Years ago I had a system for that. I added up all of those expenses for the year, divided by twelve, and put that much in a savings account each month. It worked very well. I never had to use credit to pay anything, and felt a certain financial serenity that was very nice.
An article in the Dollar Stretcher today informed me that that method is called a “sinking fund.” According to Dave Ramsey, this is different than an emergency fund. The items in the sinking fund aren’t unexpected emergencies, they are expected but irregular expenses. https://www.daveramsey.com/blog/stop-the-panic-sinking-fund
Marie Brack is the author of Frugal Living for the 21st Century: Adventures in Using Your Money Wisely. It’s available on Amazon.com in both Kindle and paperback versions.
When Federal income tax was first instituted in 1913 the form was three pages long, the instructions only required one page, and that’s all there was to it. Ah, the good old days. Last year I filed a tax return that was 22 pages long.That was my own silly fault for having so many different tiny streams of income, each requiring its own page or pages. Lucky for me I actually enjoy keeping records and since I got bifocals I don’t have a problem filling out forms. If you itemized deductions or if you have a business with deductible expenses, you kind of have to keep records even if you don’t enjoy it.

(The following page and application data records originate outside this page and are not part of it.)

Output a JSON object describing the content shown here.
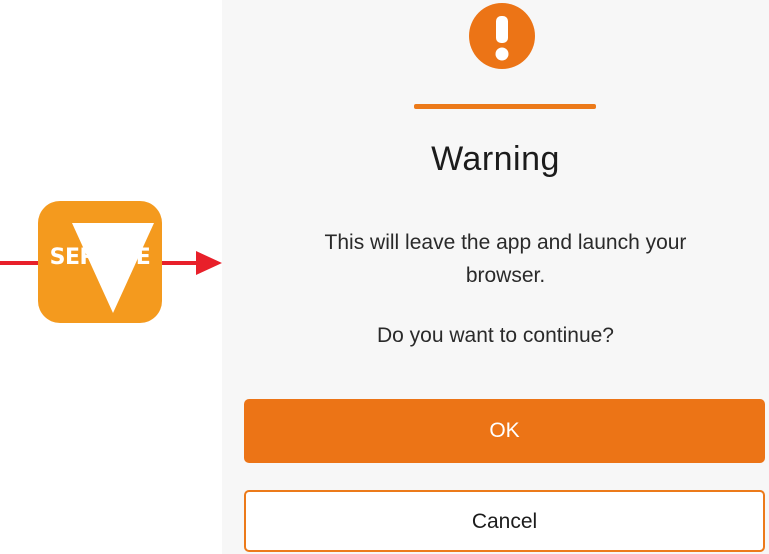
{
  "app_icon": {
    "text": "SERVICE",
    "background_color": "#f49a1e",
    "icon_name": "service-app-icon"
  },
  "annotation": {
    "color": "#e8202a",
    "icon_name": "red-arrow-icon"
  },
  "dialog": {
    "icon_name": "warning-exclamation-icon",
    "accent_color": "#ec7416",
    "title": "Warning",
    "message": "This will leave the app and launch your browser.",
    "question": "Do you want to continue?",
    "ok_label": "OK",
    "cancel_label": "Cancel"
  }
}
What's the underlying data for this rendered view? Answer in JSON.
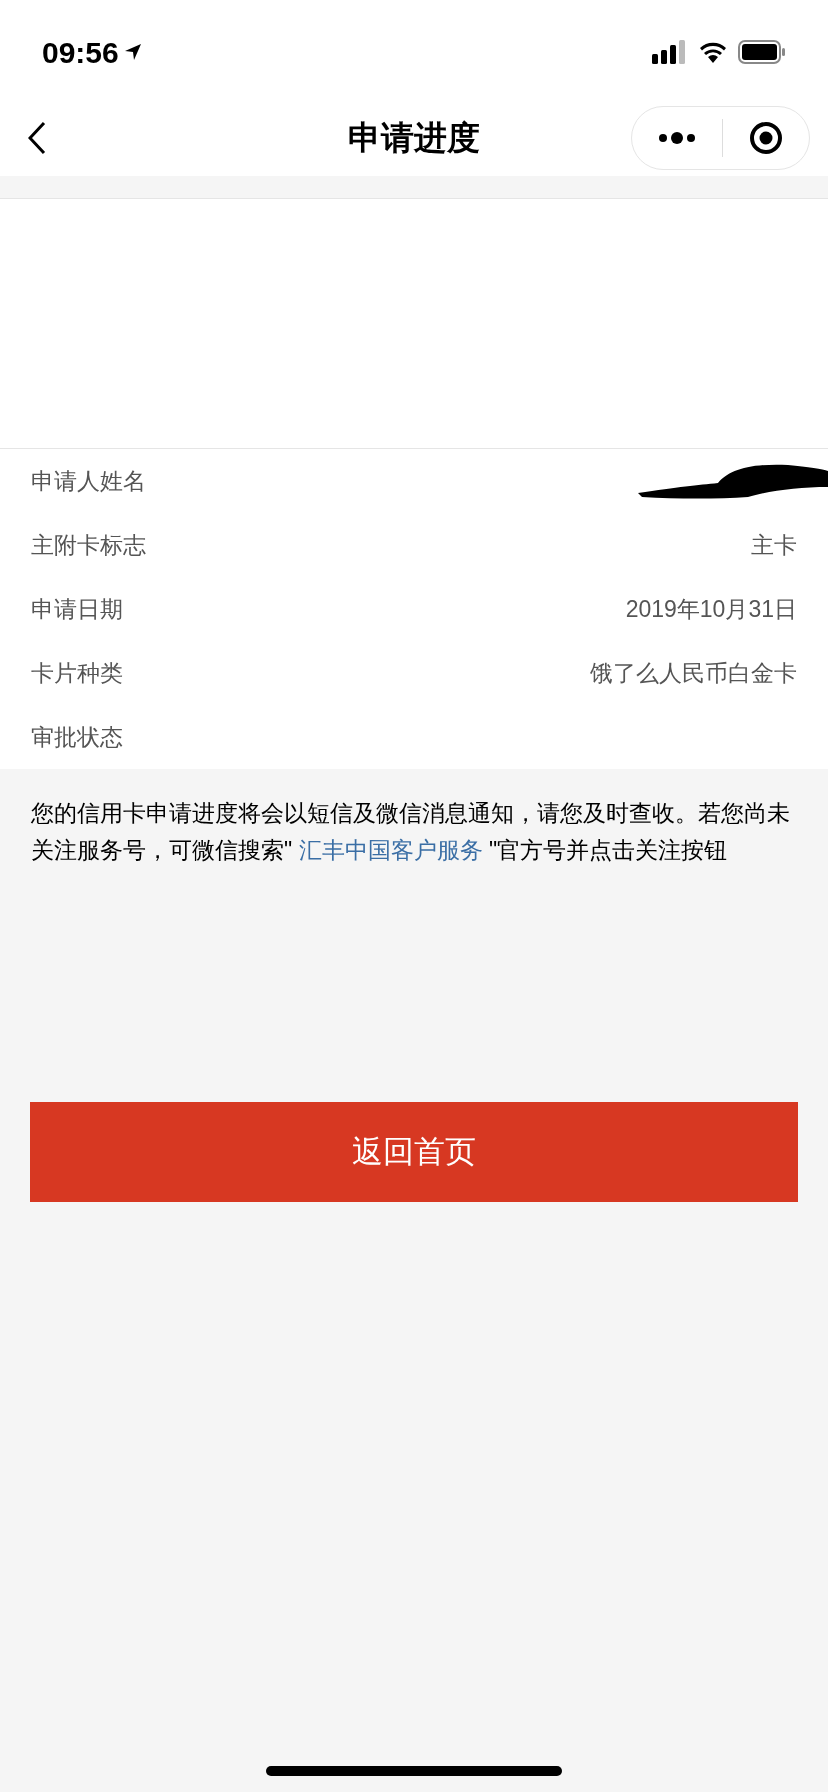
{
  "status_bar": {
    "time": "09:56"
  },
  "nav": {
    "title": "申请进度"
  },
  "rows": [
    {
      "label": "申请人姓名",
      "redacted": true
    },
    {
      "label": "主附卡标志",
      "value": "主卡",
      "redacted": false
    },
    {
      "label": "申请日期",
      "value": "2019年10月31日",
      "redacted": false
    },
    {
      "label": "卡片种类",
      "value": "饿了么人民币白金卡",
      "redacted": false
    },
    {
      "label": "审批状态",
      "redacted": false
    }
  ],
  "notice": {
    "before": "您的信用卡申请进度将会以短信及微信消息通知，请您及时查收。若您尚未关注服务号，可微信搜索\" ",
    "link": "汇丰中国客户服务",
    "after": " \"官方号并点击关注按钮"
  },
  "button": {
    "label": "返回首页"
  }
}
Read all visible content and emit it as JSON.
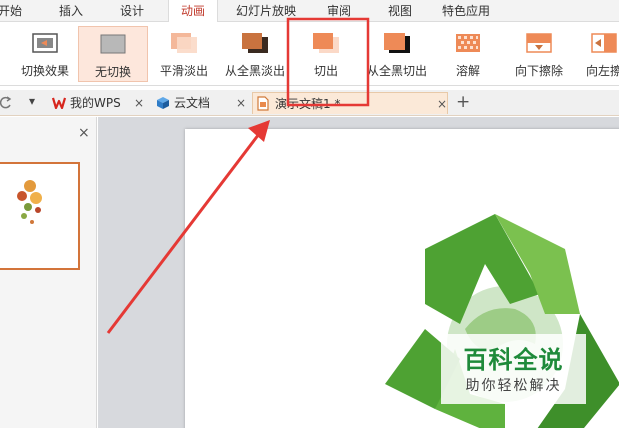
{
  "menubar": {
    "items": [
      "开始",
      "插入",
      "设计",
      "动画",
      "幻灯片放映",
      "审阅",
      "视图",
      "特色应用"
    ],
    "active": "动画"
  },
  "ribbon": {
    "effects": [
      {
        "label": "切换效果",
        "icon": "transition-effects-icon"
      },
      {
        "label": "无切换",
        "icon": "no-transition-icon",
        "selected": true
      },
      {
        "label": "平滑淡出",
        "icon": "fade-smoothly-icon"
      },
      {
        "label": "从全黑淡出",
        "icon": "fade-through-black-icon"
      },
      {
        "label": "切出",
        "icon": "cut-icon"
      },
      {
        "label": "从全黑切出",
        "icon": "cut-through-black-icon"
      },
      {
        "label": "溶解",
        "icon": "dissolve-icon"
      },
      {
        "label": "向下擦除",
        "icon": "wipe-down-icon"
      },
      {
        "label": "向左擦",
        "icon": "wipe-left-icon"
      }
    ]
  },
  "tabbar": {
    "tabs": [
      {
        "label": "我的WPS",
        "icon": "wps-logo-icon"
      },
      {
        "label": "云文档",
        "icon": "cloud-docs-cube-icon"
      },
      {
        "label": "演示文稿1 *",
        "icon": "presentation-file-icon",
        "active": true
      }
    ],
    "close_glyph": "×",
    "add_glyph": "+",
    "dropdown_glyph": "▾"
  },
  "slides_panel": {
    "close_glyph": "×"
  },
  "watermark": {
    "title": "百科全说",
    "subtitle": "助你轻松解决"
  },
  "colors": {
    "accent": "#c0392b",
    "annotation_red": "#e53935",
    "effect_orange": "#ee8a57",
    "recycle_green": "#4ea233"
  }
}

The first thing I did was get in the habit of saving all paperwork and receipts that I would, or even might, need for taxes. I have a file folder for it and just drop them in all year long. When tax time comes I have a messy stack of papers, but I have them all and I know where they are. Failing to prepare for an unpleasant task doesn’t make the task go away, it just makes it harder. If it’s too late for this idea to benefit you this year, act today to make next year better. Designate a spot for any and all tax-related paperwork. A file, a box, a drawer, wherever it will be easy for you to put the papers as they come in.
Recently I made Excel spreadsheets that mimic the tax forms that I use. I can enter income as it comes in and deductions as they happen. At any moment I have a snapshot of what my tax situation is shaping up to. This is helpful for making decisions that effect one’s taxes. It tells me if I need to start saving up to pay self-employment taxes. When it’s time to fill out the forms, I just move the numbers from my spreadsheets to the forms.